    This effect is also renounced in the words of architect Juhany Pallasmaa:

    Melancholy is the recognition of the tragic dimension within the moment of bliss. This mental state combines happiness and sadness, possession and loss, understanding and bewilderment, into heightened experience of being. Melancholy is the sorrow accompanying the comprehension of limits13.

    Form We expect of architecture to convey meaning, intention, order, and logic.

    Ruins confront these propositions. In ruins, forms are detached from meaning, parts are missing or broken, systems malfunction, there is lack of apparent logic, and absence of human activity, but we view them as architecture. Ruins are not completely accidental, marks of order and coherency are still embedded in them.

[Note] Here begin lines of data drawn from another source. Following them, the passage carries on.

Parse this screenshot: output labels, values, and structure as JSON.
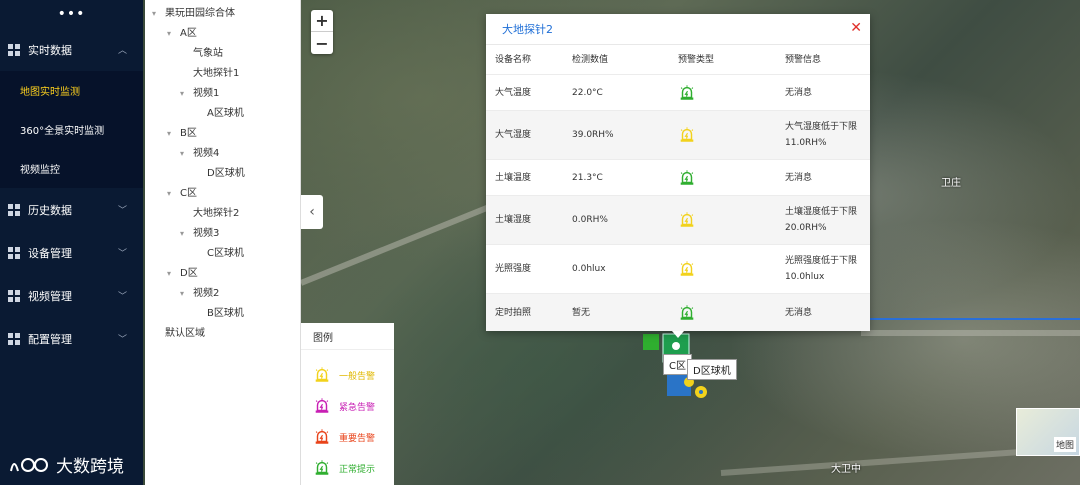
{
  "nav": {
    "top_icon": "more-dots-icon",
    "items": [
      {
        "label": "实时数据",
        "expanded": true
      },
      {
        "label": "历史数据"
      },
      {
        "label": "设备管理"
      },
      {
        "label": "视频管理"
      },
      {
        "label": "配置管理"
      }
    ],
    "sub_items": [
      {
        "label": "地图实时监测",
        "active": true
      },
      {
        "label": "360°全景实时监测"
      },
      {
        "label": "视频监控"
      }
    ],
    "brand": "大数跨境"
  },
  "tree": {
    "root": "果玩田园综合体",
    "nodes": [
      {
        "label": "A区"
      },
      {
        "label": "气象站"
      },
      {
        "label": "大地探针1"
      },
      {
        "label": "视频1"
      },
      {
        "label": "A区球机"
      },
      {
        "label": "B区"
      },
      {
        "label": "视频4"
      },
      {
        "label": "D区球机"
      },
      {
        "label": "C区"
      },
      {
        "label": "大地探针2"
      },
      {
        "label": "视频3"
      },
      {
        "label": "C区球机"
      },
      {
        "label": "D区"
      },
      {
        "label": "视频2"
      },
      {
        "label": "B区球机"
      },
      {
        "label": "默认区域"
      }
    ]
  },
  "map": {
    "zoom_in": "+",
    "zoom_out": "−",
    "labels": [
      "卫庄",
      "大卫中",
      "地图"
    ],
    "marker_tags": [
      "C区",
      "D区球机"
    ]
  },
  "popup": {
    "title": "大地探针2",
    "close": "✕",
    "headers": [
      "设备名称",
      "检测数值",
      "预警类型",
      "预警信息"
    ],
    "rows": [
      {
        "name": "大气温度",
        "value": "22.0°C",
        "alarm": "normal",
        "info": "无消息"
      },
      {
        "name": "大气湿度",
        "value": "39.0RH%",
        "alarm": "general",
        "info": "大气湿度低于下限11.0RH%"
      },
      {
        "name": "土壤温度",
        "value": "21.3°C",
        "alarm": "normal",
        "info": "无消息"
      },
      {
        "name": "土壤湿度",
        "value": "0.0RH%",
        "alarm": "general",
        "info": "土壤湿度低于下限20.0RH%"
      },
      {
        "name": "光照强度",
        "value": "0.0hlux",
        "alarm": "general",
        "info": "光照强度低于下限10.0hlux"
      },
      {
        "name": "定时拍照",
        "value": "暂无",
        "alarm": "normal",
        "info": "无消息"
      }
    ]
  },
  "legend": {
    "title": "图例",
    "items": [
      {
        "label": "一般告警",
        "color": "#f2d21c"
      },
      {
        "label": "紧急告警",
        "color": "#c81fb4"
      },
      {
        "label": "重要告警",
        "color": "#e8431a"
      },
      {
        "label": "正常提示",
        "color": "#2fae2f"
      }
    ]
  },
  "colors": {
    "general": "#f2d21c",
    "urgent": "#c81fb4",
    "important": "#e8431a",
    "normal": "#2fae2f",
    "accent": "#1e6ed6",
    "nav_bg": "#0a1a33",
    "nav_active": "#ffd21e"
  }
}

Yet the position of former order is unclear, its authority is lost.

    Metaphorically fragments represent moral breakdown, loss of belief, detachment from tradition, and alienation from all that is good14. The fragment invites completion by the imagination; it suggests the possibility of multi and changing interpretations. The fragment is exposed as representing the possibility of many truths, conflicting, and constantly shifting. 12 Pamuk, Orhan. Istanbul: Memories and the City. New York: Vintage. 2006, p. 101.13 Pallasmaa, Juhani. Encounters 1: Architectural Essays. Helsinki: Rakennustieto. 2013, p. 316.14 Bergdoll, Barry & Oechslin, Werner (eds.). Fragments: Architecture and the Unfinished: Essays Presented to Robin Middleton. London: Thames & Hudson. 2006.

    Fig. 2. A street in Beikta, IstanbulSource: by the au